In January 2020, the FedEx Express Master Executive Council (MEC) first informed its pilots of an outbreak in China of a respiratory illness caused by a novel coronavirus—now known as COVID-19. At that time, little was known about COVID-19, and the situation evolved rapidly, impacting the airline industry particularly hard. With a pilot base in Hong Kong and many pilots transiting this part of the world, the MEC quickly established a multidisciplinary team to address the outbreak and the well-being of FedEx pilots impacted by the virus.
MEC leaders met with management regarding protective measures being taken to safeguard FedEx pilots’ health and safety. Through submissions of the union’s Pilot Data Reports, the pilots began engaging MEC officers and representatives. These reports provided a firsthand account of the situation as it was evolving throughout China. The MEC’s Negotiating Committee began engaging management and presented a proposal that addressed flying in China. After concentrated bargaining over four days, the Negotiating Committee presented the China Flying Ongoing Implementation Measures (OIM) agreement to the MEC. This agreement allowed FedEx pilots to make the best decisions for their families while the company continued its China operations.
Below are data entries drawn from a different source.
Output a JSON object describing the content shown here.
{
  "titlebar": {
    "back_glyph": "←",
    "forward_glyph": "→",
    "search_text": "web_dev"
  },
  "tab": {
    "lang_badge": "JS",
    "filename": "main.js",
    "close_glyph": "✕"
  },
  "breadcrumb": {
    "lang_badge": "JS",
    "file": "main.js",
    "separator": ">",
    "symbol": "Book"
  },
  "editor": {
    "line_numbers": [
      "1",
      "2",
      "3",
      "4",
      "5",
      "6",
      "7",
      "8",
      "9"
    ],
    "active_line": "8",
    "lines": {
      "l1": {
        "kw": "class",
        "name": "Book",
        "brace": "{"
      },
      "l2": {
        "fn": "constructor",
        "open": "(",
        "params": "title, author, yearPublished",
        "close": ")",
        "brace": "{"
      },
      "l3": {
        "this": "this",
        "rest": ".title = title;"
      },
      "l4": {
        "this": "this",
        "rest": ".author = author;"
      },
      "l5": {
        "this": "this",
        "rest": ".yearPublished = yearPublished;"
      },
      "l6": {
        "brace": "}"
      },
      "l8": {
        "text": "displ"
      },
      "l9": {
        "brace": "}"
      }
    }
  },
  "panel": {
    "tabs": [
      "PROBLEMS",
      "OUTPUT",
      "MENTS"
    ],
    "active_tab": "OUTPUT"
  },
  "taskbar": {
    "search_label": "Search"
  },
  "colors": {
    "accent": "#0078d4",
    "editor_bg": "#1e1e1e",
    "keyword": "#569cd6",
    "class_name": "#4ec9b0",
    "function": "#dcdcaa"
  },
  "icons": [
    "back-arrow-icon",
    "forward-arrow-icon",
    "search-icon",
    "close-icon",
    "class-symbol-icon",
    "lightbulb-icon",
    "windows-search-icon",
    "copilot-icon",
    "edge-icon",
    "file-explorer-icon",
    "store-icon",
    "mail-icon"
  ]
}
The agreement was the first of its kind within ALPA and was approved unanimously by the MEC. “This first agreement was a step in the right direction, meant to stabilize a rapidly evolving situation in FedEx’s operation throughout China, the epicenter of the virus,” said Capt. Pat May, the Negotiating Committee chair. It provided the means for pilots to decline flying into mainland China and recognized the added risk involved in operating in that environment with additional pay based on the arrival or layover sequence. It also provided an initial foundation of pay protection for pilots who were diagnosed with the virus and others who were quarantined. However, with COVID continuing to grow and the crisis soon being deemed a pandemic, the MEC was just beginning to see the impact it would have on its pilots and its operation.
As the global impact of COVID-19 continued to grow, management was forced to reevaluate operations. At the MEC’s direction, the Negotiating Committee’s continuing engagement with management turned to focusing on addressing issues involving positioning pilots for work in light of ever-changing government restrictions, which were further complicated by limited or no commercial travel options. In early April, the MEC approved a new agreement, the COVID-19 Mitigating Travel Measures Memorandum of Understanding (MOU), addressing those issues.
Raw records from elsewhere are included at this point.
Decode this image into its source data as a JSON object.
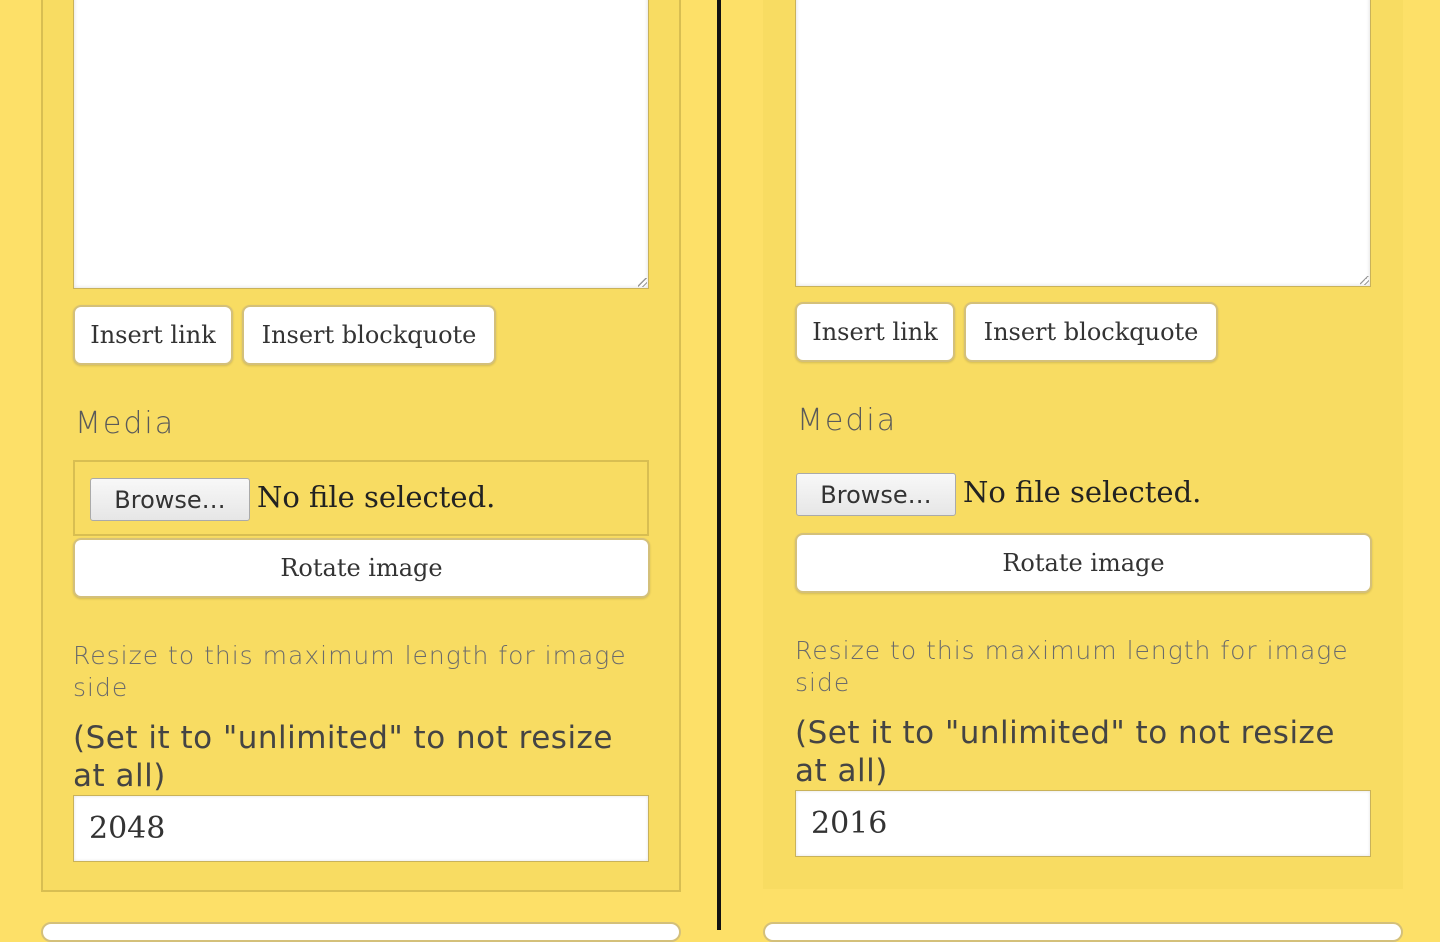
{
  "left": {
    "insert_link": "Insert link",
    "insert_blockquote": "Insert blockquote",
    "media_label": "Media",
    "browse": "Browse…",
    "no_file": "No file selected.",
    "rotate": "Rotate image",
    "resize_hint": "Resize to this maximum length for image side",
    "unlimited_hint": "(Set it to \"unlimited\" to not resize at all)",
    "max_length": "2048"
  },
  "right": {
    "insert_link": "Insert link",
    "insert_blockquote": "Insert blockquote",
    "media_label": "Media",
    "browse": "Browse…",
    "no_file": "No file selected.",
    "rotate": "Rotate image",
    "resize_hint": "Resize to this maximum length for image side",
    "unlimited_hint": "(Set it to \"unlimited\" to not resize at all)",
    "max_length": "2016"
  }
}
The MEC and Negotiating Committee’s efforts then turned, with the experience of the impact the virus was having, on building on the initial foundation of the “medical portion” of the initial China Flying OIM. A new COVID-19 Medical Measures MOU was reached and approved by the MEC in early May. This agreement reflected the challenges and contributions pilots faced as essential workers—staying healthy while operating globally under the guidelines of both the Centers for Disease Control and Prevention and the FAA’s Safety Alert for Operators.
With each new agreement, the MEC’s motivation was to produce an agreement that under adverse circumstances prioritized pilots’ health and safety, ensured pilots had reliable trips, provided financial protection, and minimized any roadblocks that may delay or hinder a pilot’s ability to get to and from work.
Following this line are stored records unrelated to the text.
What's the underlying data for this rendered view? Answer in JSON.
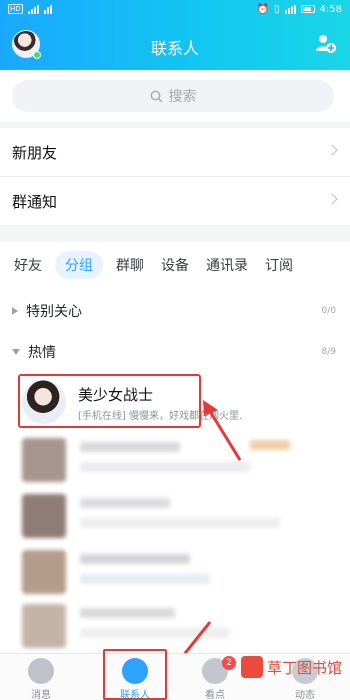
{
  "status_bar": {
    "left_chip": "HD",
    "time": "4:58"
  },
  "header": {
    "title": "联系人"
  },
  "search": {
    "placeholder": "搜索"
  },
  "rows": {
    "new_friends": "新朋友",
    "group_notice": "群通知"
  },
  "tabs": [
    "好友",
    "分组",
    "群聊",
    "设备",
    "通讯录",
    "订阅"
  ],
  "active_tab": "分组",
  "groups": [
    {
      "name": "特别关心",
      "count": "0/0",
      "expanded": false
    },
    {
      "name": "热情",
      "count": "8/9",
      "expanded": true
    }
  ],
  "contact": {
    "name": "美少女战士",
    "status": "[手机在线] 慢慢来，好戏都在烟火里."
  },
  "bottom_nav": {
    "items": [
      {
        "label": "消息"
      },
      {
        "label": "联系人"
      },
      {
        "label": "看点",
        "badge": "2"
      },
      {
        "label": "动态"
      }
    ]
  },
  "watermark": {
    "text": "草丁图书馆"
  },
  "colors": {
    "accent": "#2ea2ff",
    "header_start": "#1aa8ff",
    "highlight": "#e53935"
  }
}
In June, Capt. Dave Chase transitioned from his role as MEC vice chair to MEC chair, and Capt. Bill Hubbell later joined the officer team as the new vice chair.
“As we entered 2020, we viewed the year as a continuation of our long-range plan to prepare for 2021 bargaining,” said Chase. “A significant part of that preparation involved building and training our leadership and committee structure. Little did we know how challenged we would be. The Negotiating Committee was forced to negotiate three separate COVID agreements while preparing for 2021 bargaining. The Safety Team was forced to respond to an accident at Los Angeles International Airport while working on COVID issues. The fact that we’re getting through this is a testament to the team that had already been built and trained. It bodes well for the bargaining ahead.”